Cartoon for the Baptistery window at Coventry Cathedral
Gouache, collage and watercolour with ink and wax resist, 41 by 20 ins (104 by 50 cm)
Provenance: the Wessex Hotel, Winchester
In the morning of 15th November 1940, Piper arrived in the devistated shell of the old Coventry Cathedral in his capacity as an offical War Artist recording the effects of bomb damage. So it was over a decade an a half later that Piper received one of the most important commissions of his life, returning to that same site as one of the most significant artists involved in the cathedral?s triumphant re-building. Alongside the stained glass artist Patrick Renytiens, Piper worked in the late 1950s and early 1960s on a collossall window for the cathedral?s baptistery, made up of numerous panels and symbolising in sublime abstract form an explosion, or what Piper himself referred to as ?a blaze of light signifying the Holy Spirit?. The windows not only stand as one of the very greatest examples of their type in the post-war era, but Piper?s designs are in their own right great abstract works, influenced by the artist?s own response to Post-War abstraction and heralding an extremely productive phase of abstract painting that was to characterise much of his most outstanding work in the following decade.
Price on request
Watercolour, gouache and wax resist with collage, 40 by 73 cm

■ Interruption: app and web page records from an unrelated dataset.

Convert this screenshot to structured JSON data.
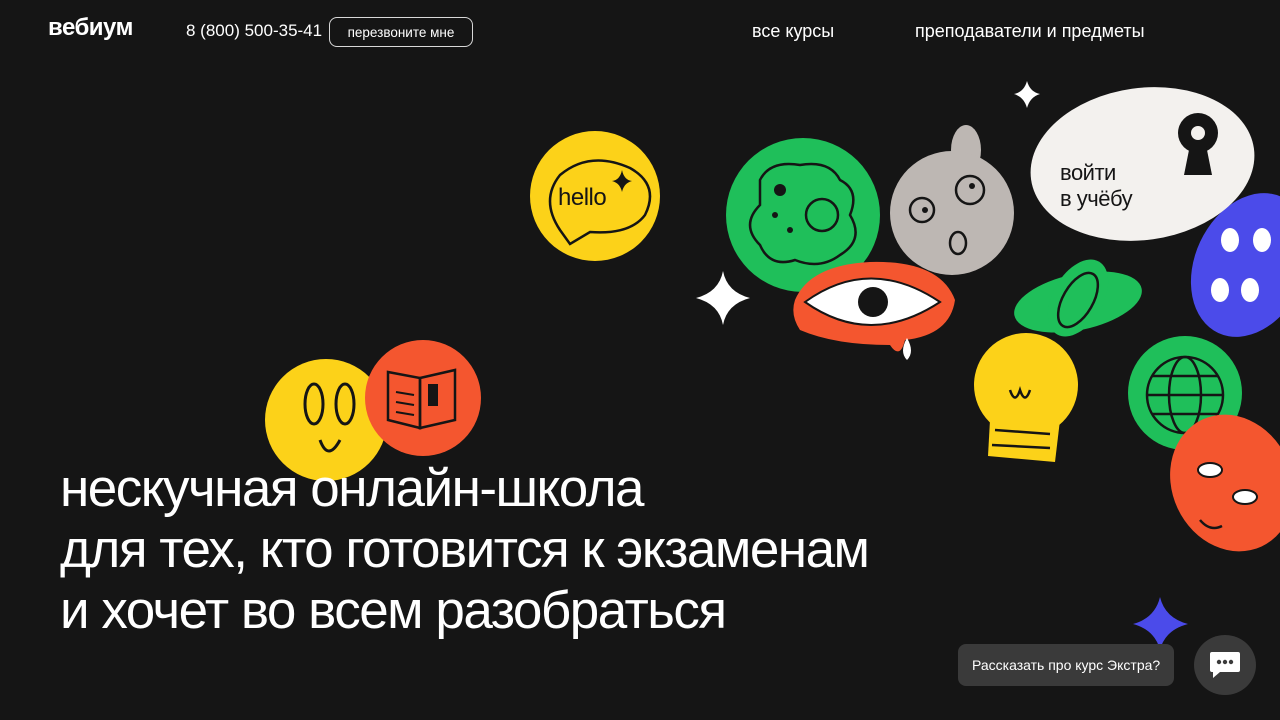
{
  "header": {
    "logo": "вебиум",
    "phone": "8 (800) 500-35-41",
    "callback_label": "перезвоните мне",
    "nav": {
      "courses": "все курсы",
      "teachers": "преподаватели и предметы"
    }
  },
  "hero": {
    "lines": [
      "нескучная онлайн-школа",
      "для тех, кто готовится к экзаменам",
      "и хочет во всем разобраться"
    ]
  },
  "stickers": {
    "hello_text": "hello",
    "login_line1": "войти",
    "login_line2": "в учёбу"
  },
  "chat": {
    "prompt": "Рассказать про курс Экстра?"
  },
  "colors": {
    "background": "#151515",
    "yellow": "#fcd219",
    "green": "#1fbf5a",
    "orange": "#f4562f",
    "blue": "#4b4bea",
    "gray": "#bdb7b3",
    "cream": "#f3f1ee"
  },
  "icons": [
    "sparkle-icon",
    "chat-icon",
    "keyhole-icon"
  ]
}
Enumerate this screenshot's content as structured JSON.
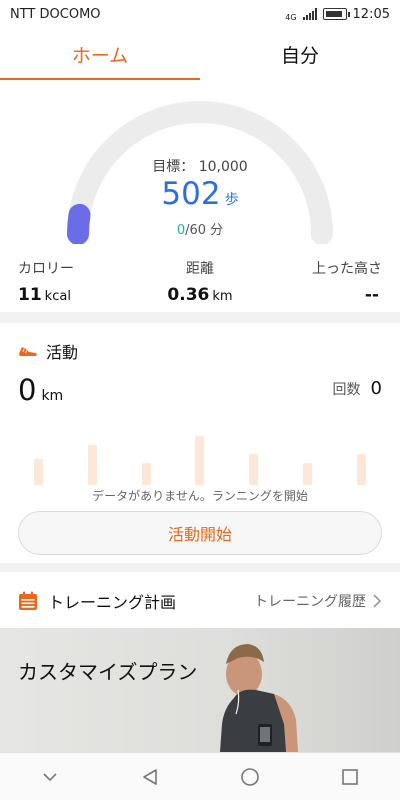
{
  "status_bar": {
    "carrier": "NTT DOCOMO",
    "network": "4G",
    "time": "12:05"
  },
  "tabs": [
    {
      "label": "ホーム",
      "active": true
    },
    {
      "label": "自分",
      "active": false
    }
  ],
  "steps_card": {
    "goal_label": "目標： 10,000",
    "steps_value": "502",
    "steps_unit": "歩",
    "minutes_done": "0",
    "minutes_rest": "/60 分",
    "progress_fraction": 0.05,
    "stats": [
      {
        "label": "カロリー",
        "value": "11",
        "unit": "kcal"
      },
      {
        "label": "距離",
        "value": "0.36",
        "unit": "km"
      },
      {
        "label": "上った高さ",
        "value": "--",
        "unit": ""
      }
    ]
  },
  "activity_card": {
    "title": "活動",
    "distance_value": "0",
    "distance_unit": "km",
    "count_label": "回数",
    "count_value": "0",
    "no_data_text": "データがありません。ランニングを開始",
    "start_button": "活動開始"
  },
  "training_card": {
    "title": "トレーニング計画",
    "history_link": "トレーニング履歴"
  },
  "banner": {
    "title": "カスタマイズプラン"
  },
  "colors": {
    "accent": "#e8691e",
    "steps_blue": "#2d6fe0",
    "gauge_track": "#ececec",
    "gauge_fill": "#6b6de8",
    "minutes_green": "#24b3a0"
  },
  "icons": {
    "activity": "running-shoe-icon",
    "training": "calendar-icon",
    "history": "chevron-right-icon",
    "nav": [
      "chevron-down-icon",
      "back-triangle-icon",
      "home-circle-icon",
      "recents-square-icon"
    ]
  }
}
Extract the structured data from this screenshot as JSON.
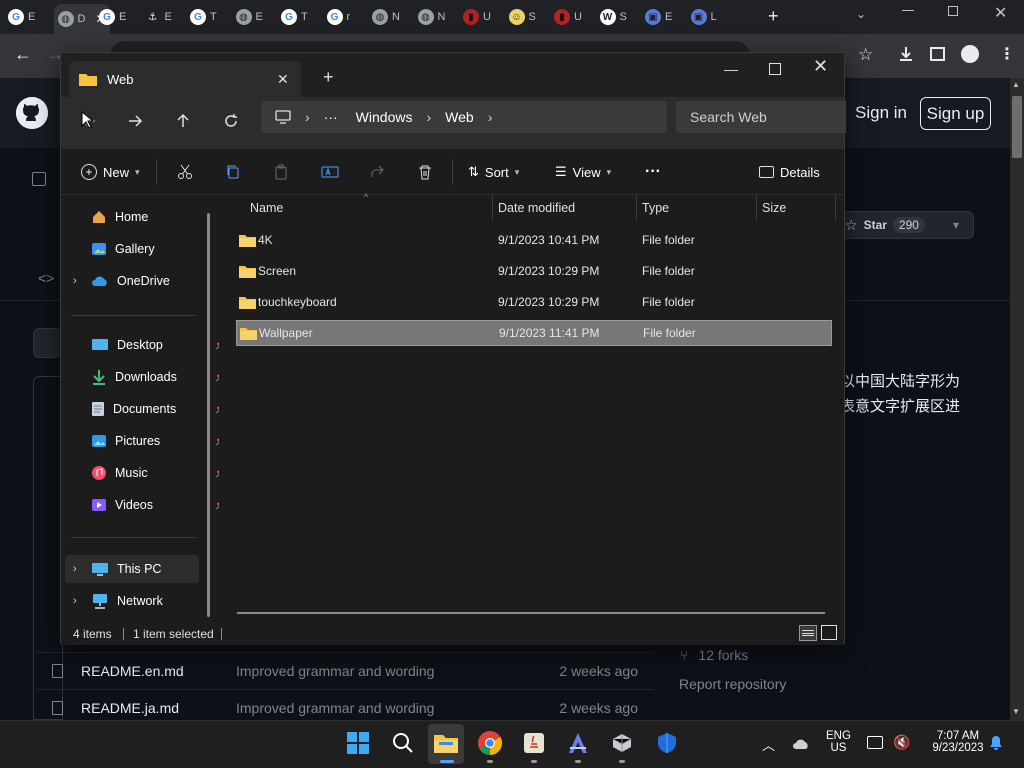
{
  "browser": {
    "tabs": [
      {
        "letter": "E",
        "icon": "google-icon"
      },
      {
        "letter": "D",
        "icon": "globe-icon"
      },
      {
        "letter": "E",
        "icon": "google-icon"
      },
      {
        "letter": "E",
        "icon": "anchor-icon"
      },
      {
        "letter": "T",
        "icon": "google-icon"
      },
      {
        "letter": "E",
        "icon": "globe-icon"
      },
      {
        "letter": "T",
        "icon": "google-icon"
      },
      {
        "letter": "r",
        "icon": "google-icon"
      },
      {
        "letter": "N",
        "icon": "globe-icon"
      },
      {
        "letter": "N",
        "icon": "globe-icon"
      },
      {
        "letter": "U",
        "icon": "red-site-icon"
      },
      {
        "letter": "S",
        "icon": "emoji-site-icon"
      },
      {
        "letter": "U",
        "icon": "red-site-icon"
      },
      {
        "letter": "S",
        "icon": "wikipedia-icon"
      },
      {
        "letter": "E",
        "icon": "site-icon"
      },
      {
        "letter": "L",
        "icon": "site-icon"
      }
    ]
  },
  "github": {
    "sign_in": "Sign in",
    "sign_up": "Sign up",
    "star_label": "Star",
    "star_count": "290",
    "description_line1": "以中国大陆字形为",
    "description_line2": "表意文字扩展区进",
    "files": [
      {
        "name": "README.en.md",
        "commit": "Improved grammar and wording",
        "time": "2 weeks ago"
      },
      {
        "name": "README.ja.md",
        "commit": "Improved grammar and wording",
        "time": "2 weeks ago"
      }
    ],
    "forks": "12 forks",
    "report": "Report repository"
  },
  "explorer": {
    "tab_title": "Web",
    "address": {
      "ellipsis": "···",
      "crumbs": [
        "Windows",
        "Web"
      ]
    },
    "search_placeholder": "Search Web",
    "commands": {
      "new": "New",
      "sort": "Sort",
      "view": "View",
      "more": "···",
      "details": "Details"
    },
    "nav": {
      "home": "Home",
      "gallery": "Gallery",
      "onedrive": "OneDrive",
      "desktop": "Desktop",
      "downloads": "Downloads",
      "documents": "Documents",
      "pictures": "Pictures",
      "music": "Music",
      "videos": "Videos",
      "this_pc": "This PC",
      "network": "Network"
    },
    "columns": {
      "name": "Name",
      "date": "Date modified",
      "type": "Type",
      "size": "Size"
    },
    "files": [
      {
        "name": "4K",
        "date": "9/1/2023 10:41 PM",
        "type": "File folder"
      },
      {
        "name": "Screen",
        "date": "9/1/2023 10:29 PM",
        "type": "File folder"
      },
      {
        "name": "touchkeyboard",
        "date": "9/1/2023 10:29 PM",
        "type": "File folder"
      },
      {
        "name": "Wallpaper",
        "date": "9/1/2023 11:41 PM",
        "type": "File folder"
      }
    ],
    "status": {
      "items": "4 items",
      "selected": "1 item selected"
    }
  },
  "taskbar": {
    "lang_line1": "ENG",
    "lang_line2": "US",
    "time": "7:07 AM",
    "date": "9/23/2023"
  }
}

This is Piper's original design for the backdrop for the first production of Benjamin Britten's only ballet, The Prince of Pagodas, first performed by English Ballet in 1956. The partnership between Piper and Britten was one of the most important musical-artistic collaborations in twentieth century England.